§ **EXERCISE BRIEF**
Could you retype all of the entries exactly, without their pictures?

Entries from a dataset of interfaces
#####

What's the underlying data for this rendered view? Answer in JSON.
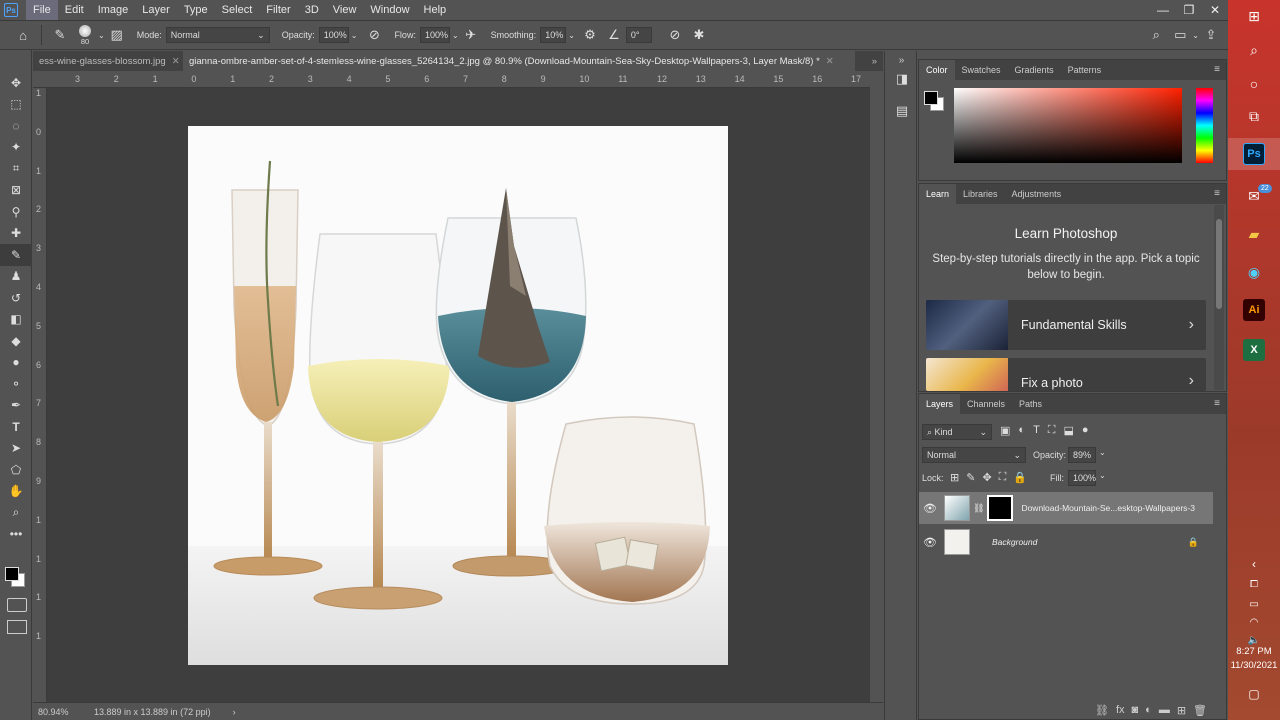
{
  "app": {
    "logo": "Ps",
    "menu": [
      "File",
      "Edit",
      "Image",
      "Layer",
      "Type",
      "Select",
      "Filter",
      "3D",
      "View",
      "Window",
      "Help"
    ]
  },
  "window_controls": {
    "minimize": "—",
    "restore": "❐",
    "close": "✕"
  },
  "options_bar": {
    "brush_size": "80",
    "mode_label": "Mode:",
    "mode_value": "Normal",
    "opacity_label": "Opacity:",
    "opacity_value": "100%",
    "flow_label": "Flow:",
    "flow_value": "100%",
    "smoothing_label": "Smoothing:",
    "smoothing_value": "10%",
    "angle_value": "0°"
  },
  "doc_tabs": [
    {
      "label": "ess-wine-glasses-blossom.jpg",
      "close": "✕",
      "active": false
    },
    {
      "label": "gianna-ombre-amber-set-of-4-stemless-wine-glasses_5264134_2.jpg @ 80.9% (Download-Mountain-Sea-Sky-Desktop-Wallpapers-3, Layer Mask/8) *",
      "close": "✕",
      "active": true
    }
  ],
  "ruler_h_ticks": [
    "3",
    "2",
    "1",
    "0",
    "1",
    "2",
    "3",
    "4",
    "5",
    "6",
    "7",
    "8",
    "9",
    "10",
    "11",
    "12",
    "13",
    "14",
    "15",
    "16",
    "17"
  ],
  "ruler_v_ticks": [
    "1",
    "0",
    "1",
    "2",
    "3",
    "4",
    "5",
    "6",
    "7",
    "8",
    "9",
    "1",
    "1",
    "1",
    "1"
  ],
  "status": {
    "zoom": "80.94%",
    "doc_size": "13.889 in x 13.889 in (72 ppi)",
    "arrow": "›"
  },
  "color_panel": {
    "tabs": [
      "Color",
      "Swatches",
      "Gradients",
      "Patterns"
    ],
    "foreground": "#000000",
    "background": "#ffffff"
  },
  "learn_panel": {
    "tabs": [
      "Learn",
      "Libraries",
      "Adjustments"
    ],
    "title": "Learn Photoshop",
    "description": "Step-by-step tutorials directly in the app. Pick a topic below to begin.",
    "cards": [
      {
        "label": "Fundamental Skills"
      },
      {
        "label": "Fix a photo"
      }
    ]
  },
  "layers_panel": {
    "tabs": [
      "Layers",
      "Channels",
      "Paths"
    ],
    "filter_kind": "Kind",
    "blend_mode": "Normal",
    "opacity_label": "Opacity:",
    "opacity_value": "89%",
    "lock_label": "Lock:",
    "fill_label": "Fill:",
    "fill_value": "100%",
    "layers": [
      {
        "name": "Download-Mountain-Se...esktop-Wallpapers-3",
        "selected": true
      },
      {
        "name": "Background",
        "selected": false
      }
    ]
  },
  "taskbar": {
    "apps": [
      "Ps",
      "Ai",
      "X"
    ],
    "mail_badge": "22",
    "time": "8:27 PM",
    "date": "11/30/2021"
  },
  "colors": {
    "ui_bg": "#535353",
    "ps_blue": "#31a8ff",
    "ai_orange": "#ff9a00",
    "excel_green": "#1d6f42",
    "taskbar_red": "#c8342c"
  }
}
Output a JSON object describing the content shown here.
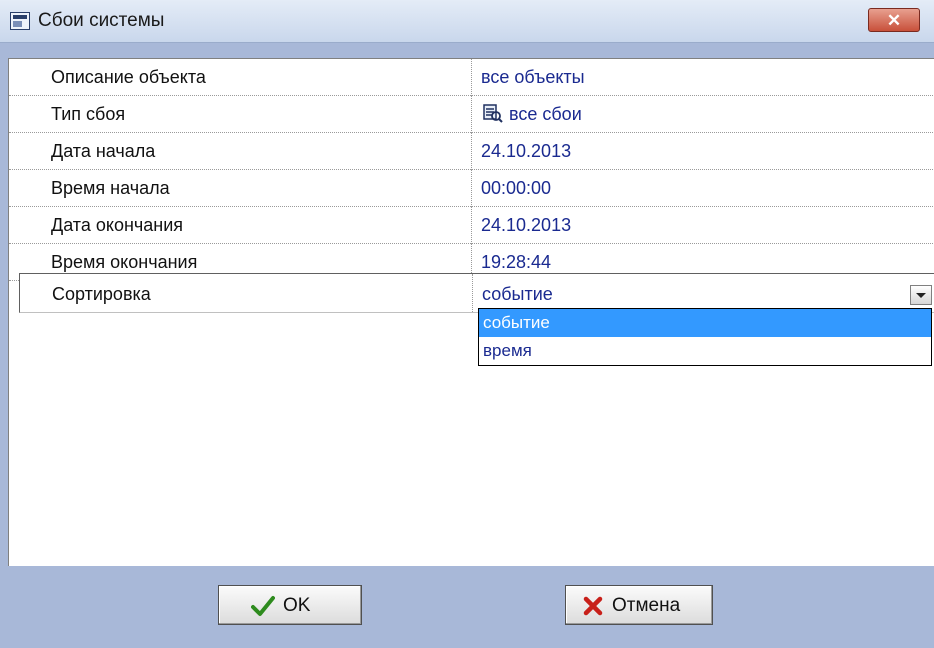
{
  "window": {
    "title": "Сбои системы",
    "close_symbol": "✕"
  },
  "rows": [
    {
      "label": "Описание объекта",
      "value": "все объекты"
    },
    {
      "label": "Тип сбоя",
      "value": "все сбои"
    },
    {
      "label": "Дата начала",
      "value": "24.10.2013"
    },
    {
      "label": "Время начала",
      "value": "00:00:00"
    },
    {
      "label": "Дата окончания",
      "value": "24.10.2013"
    },
    {
      "label": "Время окончания",
      "value": "19:28:44"
    },
    {
      "label": "Сортировка",
      "value": "событие"
    }
  ],
  "dropdown": {
    "options": [
      "событие",
      "время"
    ],
    "selected_index": 0
  },
  "buttons": {
    "ok_label": "OK",
    "cancel_label": "Отмена"
  },
  "colors": {
    "accent": "#3399ff",
    "value_text": "#1a2a90",
    "frame": "#a8b8d8"
  },
  "icons": {
    "title": "window-icon",
    "type": "list-filter-icon",
    "ok": "checkmark-icon",
    "cancel": "cross-icon"
  }
}
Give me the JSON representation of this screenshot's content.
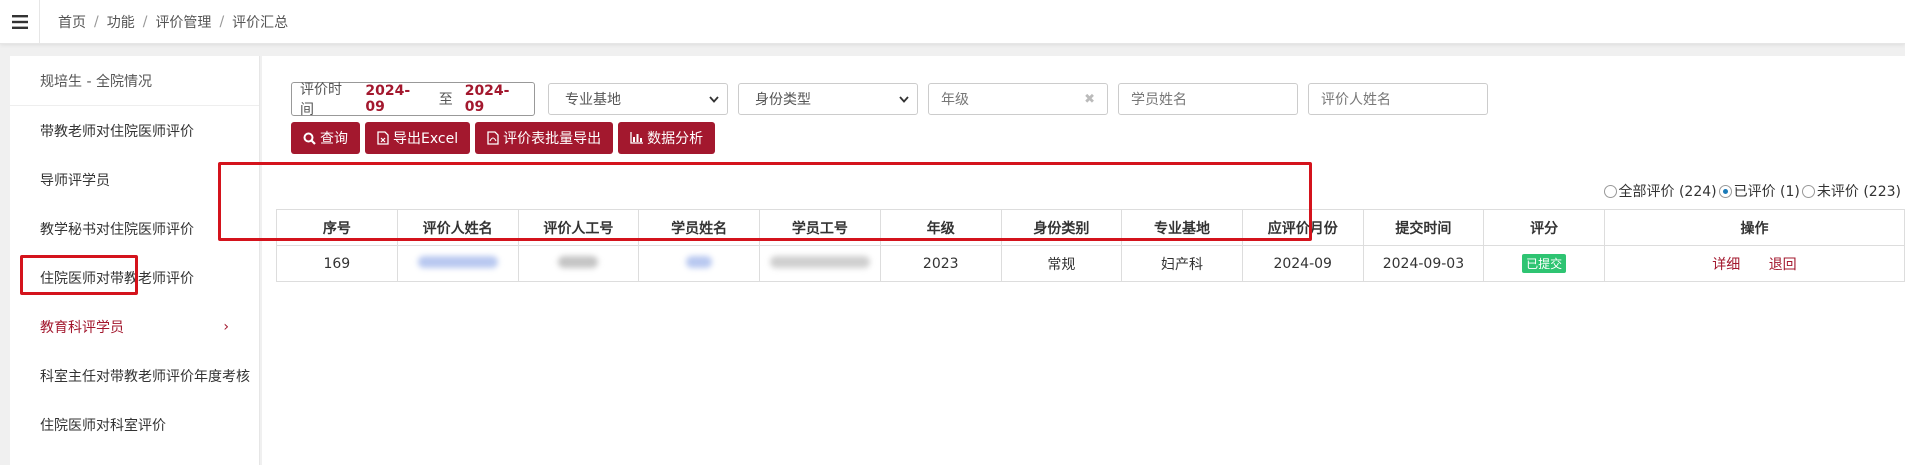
{
  "breadcrumb": {
    "items": [
      "首页",
      "功能",
      "评价管理",
      "评价汇总"
    ],
    "separator": "/"
  },
  "sidebar": {
    "header": "规培生 - 全院情况",
    "items": [
      {
        "label": "带教老师对住院医师评价"
      },
      {
        "label": "导师评学员"
      },
      {
        "label": "教学秘书对住院医师评价"
      },
      {
        "label": "住院医师对带教老师评价"
      },
      {
        "label": "教育科评学员",
        "chevron": "›"
      },
      {
        "label": "科室主任对带教老师评价年度考核"
      },
      {
        "label": "住院医师对科室评价"
      }
    ],
    "active_index": 4
  },
  "filters": {
    "date_label": "评价时间",
    "date_from": "2024-09",
    "date_to_sep": "至",
    "date_to": "2024-09",
    "specialty_select": "专业基地",
    "identity_select": "身份类型",
    "grade_placeholder": "年级",
    "grade_clear": "✖",
    "student_name_placeholder": "学员姓名",
    "evaluator_name_placeholder": "评价人姓名"
  },
  "buttons": {
    "search": "查询",
    "export_excel": "导出Excel",
    "batch_export": "评价表批量导出",
    "analysis": "数据分析"
  },
  "radios": {
    "all": "全部评价 (224)",
    "evaluated": "已评价 (1)",
    "not_evaluated": "未评价 (223)",
    "selected": "evaluated"
  },
  "table": {
    "headers": [
      "序号",
      "评价人姓名",
      "评价人工号",
      "学员姓名",
      "学员工号",
      "年级",
      "身份类别",
      "专业基地",
      "应评价月份",
      "提交时间",
      "评分",
      "操作"
    ],
    "rows": [
      {
        "index": "169",
        "grade": "2023",
        "identity": "常规",
        "specialty": "妇产科",
        "month": "2024-09",
        "submit_time": "2024-09-03",
        "status": "已提交",
        "op_detail": "详细",
        "op_return": "退回"
      }
    ]
  },
  "colors": {
    "accent": "#a3182e",
    "status_green": "#2ec472",
    "highlight": "#d4131c"
  }
}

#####

§ **RESPONSE BELOW**
What's the underlying data for this rendered view? Answer in JSON.
{
  "app": {
    "logo": "Ps",
    "menu": [
      "File",
      "Edit",
      "Image",
      "Layer",
      "Type",
      "Select",
      "Filter",
      "3D",
      "View",
      "Window",
      "Help"
    ]
  },
  "window_controls": {
    "minimize": "—",
    "restore": "❐",
    "close": "✕"
  },
  "options_bar": {
    "brush_size": "80",
    "mode_label": "Mode:",
    "mode_value": "Normal",
    "opacity_label": "Opacity:",
    "opacity_value": "100%",
    "flow_label": "Flow:",
    "flow_value": "100%",
    "smoothing_label": "Smoothing:",
    "smoothing_value": "10%",
    "angle_value": "0°"
  },
  "doc_tabs": [
    {
      "label": "ess-wine-glasses-blossom.jpg",
      "close": "✕",
      "active": false
    },
    {
      "label": "gianna-ombre-amber-set-of-4-stemless-wine-glasses_5264134_2.jpg @ 80.9% (Download-Mountain-Sea-Sky-Desktop-Wallpapers-3, Layer Mask/8) *",
      "close": "✕",
      "active": true
    }
  ],
  "ruler_h_ticks": [
    "3",
    "2",
    "1",
    "0",
    "1",
    "2",
    "3",
    "4",
    "5",
    "6",
    "7",
    "8",
    "9",
    "10",
    "11",
    "12",
    "13",
    "14",
    "15",
    "16",
    "17"
  ],
  "ruler_v_ticks": [
    "1",
    "0",
    "1",
    "2",
    "3",
    "4",
    "5",
    "6",
    "7",
    "8",
    "9",
    "1",
    "1",
    "1",
    "1"
  ],
  "status": {
    "zoom": "80.94%",
    "doc_size": "13.889 in x 13.889 in (72 ppi)",
    "arrow": "›"
  },
  "color_panel": {
    "tabs": [
      "Color",
      "Swatches",
      "Gradients",
      "Patterns"
    ],
    "foreground": "#000000",
    "background": "#ffffff"
  },
  "learn_panel": {
    "tabs": [
      "Learn",
      "Libraries",
      "Adjustments"
    ],
    "title": "Learn Photoshop",
    "description": "Step-by-step tutorials directly in the app. Pick a topic below to begin.",
    "cards": [
      {
        "label": "Fundamental Skills"
      },
      {
        "label": "Fix a photo"
      }
    ]
  },
  "layers_panel": {
    "tabs": [
      "Layers",
      "Channels",
      "Paths"
    ],
    "filter_kind": "Kind",
    "blend_mode": "Normal",
    "opacity_label": "Opacity:",
    "opacity_value": "89%",
    "lock_label": "Lock:",
    "fill_label": "Fill:",
    "fill_value": "100%",
    "layers": [
      {
        "name": "Download-Mountain-Se...esktop-Wallpapers-3",
        "selected": true
      },
      {
        "name": "Background",
        "selected": false
      }
    ]
  },
  "taskbar": {
    "apps": [
      "Ps",
      "Ai",
      "X"
    ],
    "mail_badge": "22",
    "time": "8:27 PM",
    "date": "11/30/2021"
  },
  "colors": {
    "ui_bg": "#535353",
    "ps_blue": "#31a8ff",
    "ai_orange": "#ff9a00",
    "excel_green": "#1d6f42",
    "taskbar_red": "#c8342c"
  }
}
Output a JSON object describing the content shown here.
{
  "window": {
    "title": "Сбои системы",
    "close_symbol": "✕"
  },
  "rows": [
    {
      "label": "Описание объекта",
      "value": "все объекты"
    },
    {
      "label": "Тип сбоя",
      "value": "все сбои"
    },
    {
      "label": "Дата начала",
      "value": "24.10.2013"
    },
    {
      "label": "Время начала",
      "value": "00:00:00"
    },
    {
      "label": "Дата окончания",
      "value": "24.10.2013"
    },
    {
      "label": "Время окончания",
      "value": "19:28:44"
    },
    {
      "label": "Сортировка",
      "value": "событие"
    }
  ],
  "dropdown": {
    "options": [
      "событие",
      "время"
    ],
    "selected_index": 0
  },
  "buttons": {
    "ok_label": "OK",
    "cancel_label": "Отмена"
  },
  "colors": {
    "accent": "#3399ff",
    "value_text": "#1a2a90",
    "frame": "#a8b8d8"
  },
  "icons": {
    "title": "window-icon",
    "type": "list-filter-icon",
    "ok": "checkmark-icon",
    "cancel": "cross-icon"
  }
}
Give me the JSON representation of this screenshot's content.
{
  "breadcrumb": {
    "items": [
      "首页",
      "功能",
      "评价管理",
      "评价汇总"
    ],
    "separator": "/"
  },
  "sidebar": {
    "header": "规培生 - 全院情况",
    "items": [
      {
        "label": "带教老师对住院医师评价"
      },
      {
        "label": "导师评学员"
      },
      {
        "label": "教学秘书对住院医师评价"
      },
      {
        "label": "住院医师对带教老师评价"
      },
      {
        "label": "教育科评学员",
        "chevron": "›"
      },
      {
        "label": "科室主任对带教老师评价年度考核"
      },
      {
        "label": "住院医师对科室评价"
      }
    ],
    "active_index": 4
  },
  "filters": {
    "date_label": "评价时间",
    "date_from": "2024-09",
    "date_to_sep": "至",
    "date_to": "2024-09",
    "specialty_select": "专业基地",
    "identity_select": "身份类型",
    "grade_placeholder": "年级",
    "grade_clear": "✖",
    "student_name_placeholder": "学员姓名",
    "evaluator_name_placeholder": "评价人姓名"
  },
  "buttons": {
    "search": "查询",
    "export_excel": "导出Excel",
    "batch_export": "评价表批量导出",
    "analysis": "数据分析"
  },
  "radios": {
    "all": "全部评价 (224)",
    "evaluated": "已评价 (1)",
    "not_evaluated": "未评价 (223)",
    "selected": "evaluated"
  },
  "table": {
    "headers": [
      "序号",
      "评价人姓名",
      "评价人工号",
      "学员姓名",
      "学员工号",
      "年级",
      "身份类别",
      "专业基地",
      "应评价月份",
      "提交时间",
      "评分",
      "操作"
    ],
    "rows": [
      {
        "index": "169",
        "grade": "2023",
        "identity": "常规",
        "specialty": "妇产科",
        "month": "2024-09",
        "submit_time": "2024-09-03",
        "status": "已提交",
        "op_detail": "详细",
        "op_return": "退回"
      }
    ]
  },
  "colors": {
    "accent": "#a3182e",
    "status_green": "#2ec472",
    "highlight": "#d4131c"
  }
}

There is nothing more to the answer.